The Digital Markets, Competition and Consumers Bill's granting of power to the Competition and Markets Authority to impose financial penalties has grabbed the headlines.
The Government’s press release published alongside the Bill boasts that the CMA will be able to fine businesses up to 10% of their global turnover for mistreating customers.
The British Retail Consortium’s website warns of ‘sharper teeth’ for the CMA, cautioning that the watchdog is getting powers similar to those of the Information Commissioner’s Office (ICO).
Even The Guardian was dazzled by the prospect of major online retailers and global technology businesses facing ‘hefty’, ‘multibillion-pound’ fines.
In a follow-up to our recent overview insight into the Bill, we look at whether these headlines have actually missed those powers in the Bill which have more bite.
Is the Bill all fines?
The Bill gives the CMA power to directly impose financial penalties – and there are lots of different types and tiers of penalties which the CMA can hand out to rogue retailers. So many in fact, that the Government has published a table summarising all of the fines.
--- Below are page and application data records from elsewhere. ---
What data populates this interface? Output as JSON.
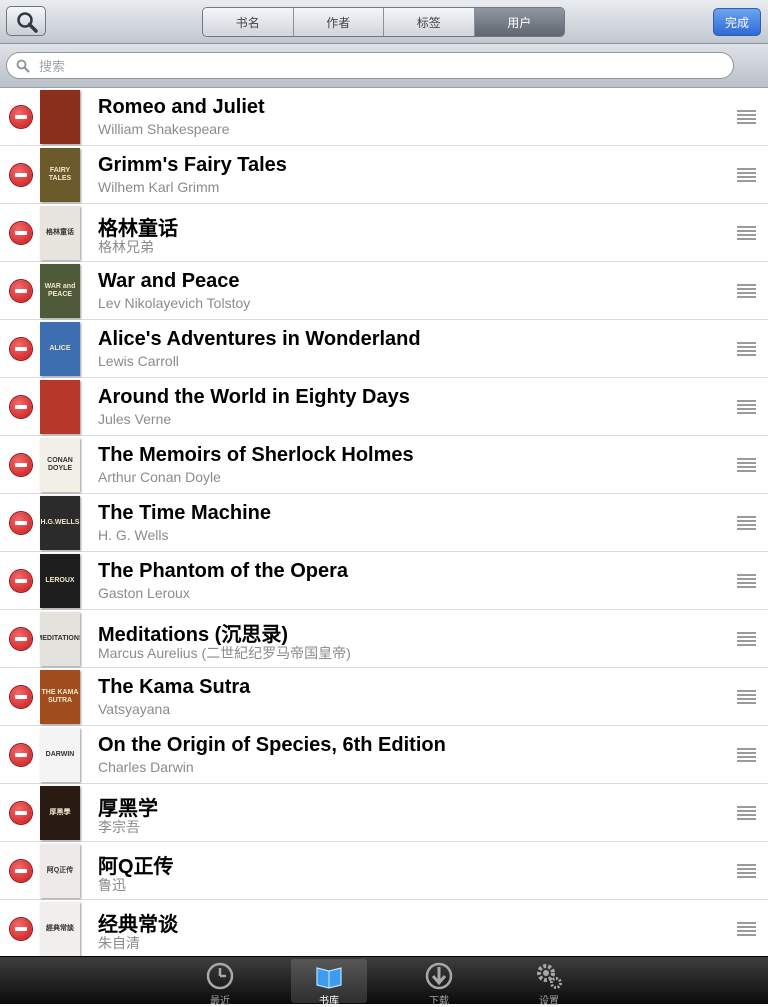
{
  "toolbar": {
    "segments": [
      "书名",
      "作者",
      "标签",
      "用户"
    ],
    "active_segment": "用户",
    "done_label": "完成"
  },
  "search": {
    "placeholder": "搜索",
    "value": ""
  },
  "books": [
    {
      "title": "Romeo and Juliet",
      "author": "William Shakespeare",
      "cover_color": "#8a2f1c"
    },
    {
      "title": "Grimm's Fairy Tales",
      "author": "Wilhem Karl Grimm",
      "cover_color": "#6b5a2c",
      "cover_text": "FAIRY TALES"
    },
    {
      "title": "格林童话",
      "author": "格林兄弟",
      "cover_color": "#e8e4de",
      "cover_text": "格林童话"
    },
    {
      "title": "War and Peace",
      "author": "Lev Nikolayevich Tolstoy",
      "cover_color": "#4f5a3a",
      "cover_text": "WAR and PEACE"
    },
    {
      "title": "Alice's Adventures in Wonderland",
      "author": "Lewis Carroll",
      "cover_color": "#3d6fb0",
      "cover_text": "ALICE"
    },
    {
      "title": "Around the World in Eighty Days",
      "author": "Jules Verne",
      "cover_color": "#b5382a"
    },
    {
      "title": "The Memoirs of Sherlock Holmes",
      "author": "Arthur Conan Doyle",
      "cover_color": "#f2efe6",
      "cover_text": "CONAN DOYLE"
    },
    {
      "title": "The Time Machine",
      "author": "H. G. Wells",
      "cover_color": "#2b2b2b",
      "cover_text": "H.G.WELLS"
    },
    {
      "title": "The Phantom of the Opera",
      "author": "Gaston Leroux",
      "cover_color": "#1e1e1e",
      "cover_text": "LEROUX"
    },
    {
      "title": "Meditations (沉思录)",
      "author": "Marcus Aurelius (二世紀纪罗马帝国皇帝)",
      "cover_color": "#e4e2dc",
      "cover_text": "MEDITATIONS"
    },
    {
      "title": "The Kama Sutra",
      "author": "Vatsyayana",
      "cover_color": "#a04e1e",
      "cover_text": "THE KAMA SUTRA"
    },
    {
      "title": "On the Origin of Species, 6th Edition",
      "author": "Charles Darwin",
      "cover_color": "#f4f4f4",
      "cover_text": "DARWIN"
    },
    {
      "title": "厚黑学",
      "author": "李宗吾",
      "cover_color": "#2a1a14",
      "cover_text": "厚黑學"
    },
    {
      "title": "阿Q正传",
      "author": "鲁迅",
      "cover_color": "#efeaea",
      "cover_text": "阿Q正传"
    },
    {
      "title": "经典常谈",
      "author": "朱自清",
      "cover_color": "#f1f0ee",
      "cover_text": "經典常談"
    }
  ],
  "tabs": [
    {
      "label": "最近",
      "icon": "clock-icon"
    },
    {
      "label": "书库",
      "icon": "open-book-icon"
    },
    {
      "label": "下载",
      "icon": "download-icon"
    },
    {
      "label": "设置",
      "icon": "gears-icon"
    }
  ],
  "active_tab": "书库",
  "colors": {
    "accent": "#2e6ad8",
    "delete": "#c9171b",
    "author_text": "#8b8b8b"
  }
}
To pick-out just a few, there is a penalty for breaching consumer protection laws of up to £300,000 or, if higher, 10% of global turnover. Then there is a penalty of up to £150,000 or, if higher, up to 5% of a business’ global turnover for breaching undertakings given to the CMA.
As well as fixed penalties, businesses can run-up additional, taxi fare-style daily penalties for some infringements.
With pound signs dotted throughout the Bill, it is perhaps easy to see why the attention has focussed on these particular bits of ‘fine’ print.
Several strikes (and months) later and you’re out (of pocket)!
There is undoubtedly potential for businesses to face a large fine, but it is only businesses who carry-on non-compliant behaviour regardless of the CMA’s warnings that are likely to face penalties approaching the amount of those imposed by the ICO – and perhaps not for months.
Take the penalty for breaching consumer protection laws as an example. Before the CMA is able to impose a penalty it must first jump through several hoops.
Firstly, the CMA must have reasonable grounds for suspecting that a business has been, is, or is likely to be non-compliant with consumer protection laws.
The CMA is then likely to conduct an investigation. Only once this investigation has started and the CMA has established reasonable grounds can the CMA give the business a provisional infringement notice.
On issuing of the provisional infringement notice, the business has the chance to put forward its own side of the story by making representations to the CMA. The business also has the opportunity to minimise the risk of the CMA imposing a penalty or reduce the amount of any penalty by modifying its behaviour.
Only once time has run-out for the business to make representations can the CMA give the business a final infringement notice. Even then, the business benefits from the safeguard of a 60-day right to appeal to the High Court.
Consumers shouldn’t, therefore, expect to see penalties imposed overnight.
What other powers fit the Bill?
Two new CMA powers that have not attracted attention are the options of either applying to the court for an online interface order or issuing an online interface notice direct to businesses. These powers are available where the CMA believes a business has engaged, is engaging or is likely to engage in a relevant infringement.
Online interface notices are take-down demands that the CMA can use to force businesses to shut their website, remove or modify certain online content, show warning notices, or even seize their domain name.
The CMA’s power to issue online interface notices is very limited. There must be no other available, ‘wholly effective’ means under the Bill of stopping or prohibiting the business’s non-compliance. The CMA must also be satisfied that the notice is necessary to avoid the risk of serious harm to the collective interests of consumers.
It seems likely that the CMA will only be able to issue an online interface notice as a last resort where a business’ non-compliance requires immediate and urgent action to stop a widespread consumer rip-off.
The CMA will normally have to apply to the court for an online interface order. As such, any bite in these powers still sits with the courts, rather than the watchdog.
Should businesses be prepared to have their online shops shuttered?
Businesses may be right to feel concerned about how the Bill could impact their day-to-day online operations.
However, it seems improbable that the CMA will apply for orders to address individual acts of non-compliance based on a handful of consumer complaints, or to prevent online retailers trading under unfair terms and conditions.
The CMA is more likely to raise the threat of such orders as a way of compelling non-compliant businesses to change their behaviour before actually applying for the order or imposing a financial penalty.
Unfair commercial practices of the type banned under the Consumer Protection from Unfair Trading Regulations 2008 are an area of focus. Could online retailers face orders demanding removal of ‘lots of people are looking at this’ type-messages where these are perceived to pressurise consumers?
The CMA may also apply for online interface orders as part of its focus on “problem” sectors. Could we see the CMA use such orders to demand that FMCG and fashion businesses take-down misleading environmental claims as part of a clamp-down on “greenwashing”?
Now is the time for businesses dealing with consumers online to take-stock. Businesses wanting to minimise risk should review their entire online presence, taking a particularly close look at claims made on their website, in marketing emails, or on social media, as well as their online customer sales journey.
The Bill’s message is clear: get your (online) shop in order!